  • A copy of Action Comics No. 1 sold for more than $3.1 million, the fourth largest sum for a comic book. [Hollywood Reporter]

Oh, and one more thing …

I don’t know about you, but I’ve been feeling stressed out this week, and I was off Monday and Tuesday. And it feels like I haven’t seen the sun in a month.

As if someone was reading my mind, Curious City has a great episode out today about how to cope with yet another pandemic winter. One of the suggestions is light therapy, and I’m totally installing something like this in my home office. [WBEZ]

Tell me something good …

Libby and I need some new artists to listen to while we write the newsletter. Who do you recommend and why?

Nick writes:

“Check out Chicago artist Mia Joy. Her album Spirit Tamer has been making waves and she is booked to tour with Sharon Van Etten in April.”

And Matt Scutchfield writes:

“For new music, I’d strongly suggest The Punch Brothers. They’re a phenomenal group of virtuosos, including a MacArthur winner. They’ve got a new album out Friday, and will be in Chicago at The Vic on the 27th. I’m not seeing much live music right now during the surge, but, for this group, I’ll be there!”

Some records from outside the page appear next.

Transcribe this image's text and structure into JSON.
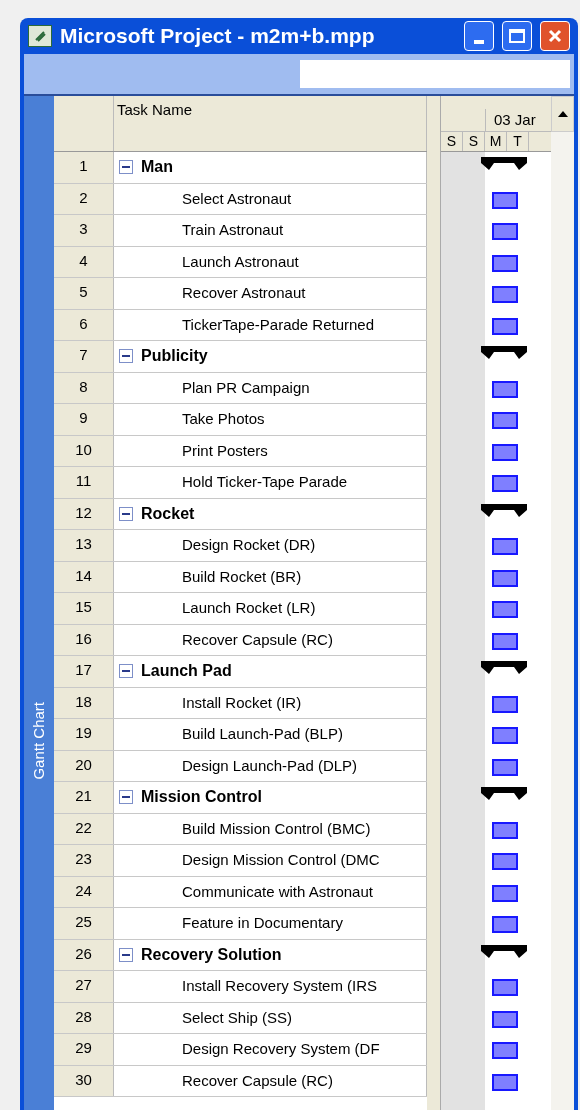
{
  "window": {
    "title": "Microsoft Project - m2m+b.mpp"
  },
  "view_bar": {
    "label": "Gantt Chart"
  },
  "table": {
    "columns": [
      "Task Name"
    ],
    "rows": [
      {
        "id": "1",
        "name": "Man",
        "kind": "summary",
        "expanded": true
      },
      {
        "id": "2",
        "name": "Select Astronaut",
        "kind": "task"
      },
      {
        "id": "3",
        "name": "Train Astronaut",
        "kind": "task"
      },
      {
        "id": "4",
        "name": "Launch Astronaut",
        "kind": "task"
      },
      {
        "id": "5",
        "name": "Recover Astronaut",
        "kind": "task"
      },
      {
        "id": "6",
        "name": "TickerTape-Parade Returned",
        "kind": "task"
      },
      {
        "id": "7",
        "name": "Publicity",
        "kind": "summary",
        "expanded": true
      },
      {
        "id": "8",
        "name": "Plan PR Campaign",
        "kind": "task"
      },
      {
        "id": "9",
        "name": "Take Photos",
        "kind": "task"
      },
      {
        "id": "10",
        "name": "Print Posters",
        "kind": "task"
      },
      {
        "id": "11",
        "name": "Hold Ticker-Tape Parade",
        "kind": "task"
      },
      {
        "id": "12",
        "name": "Rocket",
        "kind": "summary",
        "expanded": true
      },
      {
        "id": "13",
        "name": "Design Rocket (DR)",
        "kind": "task"
      },
      {
        "id": "14",
        "name": "Build Rocket (BR)",
        "kind": "task"
      },
      {
        "id": "15",
        "name": "Launch Rocket (LR)",
        "kind": "task"
      },
      {
        "id": "16",
        "name": "Recover Capsule (RC)",
        "kind": "task"
      },
      {
        "id": "17",
        "name": "Launch Pad",
        "kind": "summary",
        "expanded": true
      },
      {
        "id": "18",
        "name": "Install Rocket (IR)",
        "kind": "task"
      },
      {
        "id": "19",
        "name": "Build Launch-Pad (BLP)",
        "kind": "task"
      },
      {
        "id": "20",
        "name": "Design Launch-Pad (DLP)",
        "kind": "task"
      },
      {
        "id": "21",
        "name": "Mission Control",
        "kind": "summary",
        "expanded": true
      },
      {
        "id": "22",
        "name": "Build Mission Control (BMC)",
        "kind": "task"
      },
      {
        "id": "23",
        "name": "Design Mission Control (DMC",
        "kind": "task"
      },
      {
        "id": "24",
        "name": "Communicate with Astronaut",
        "kind": "task"
      },
      {
        "id": "25",
        "name": "Feature in Documentary",
        "kind": "task"
      },
      {
        "id": "26",
        "name": "Recovery Solution",
        "kind": "summary",
        "expanded": true
      },
      {
        "id": "27",
        "name": "Install Recovery System (IRS",
        "kind": "task"
      },
      {
        "id": "28",
        "name": "Select Ship (SS)",
        "kind": "task"
      },
      {
        "id": "29",
        "name": "Design Recovery System (DF",
        "kind": "task"
      },
      {
        "id": "30",
        "name": "Recover Capsule (RC)",
        "kind": "task"
      }
    ]
  },
  "timescale": {
    "week": "03 Jar",
    "days": [
      "S",
      "S",
      "M",
      "T"
    ]
  }
}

Thanks for all the responses this week. I’m sorry I couldn’t share them all, but it was nice hearing from y’all!

I’ll see y’all on Tuesday.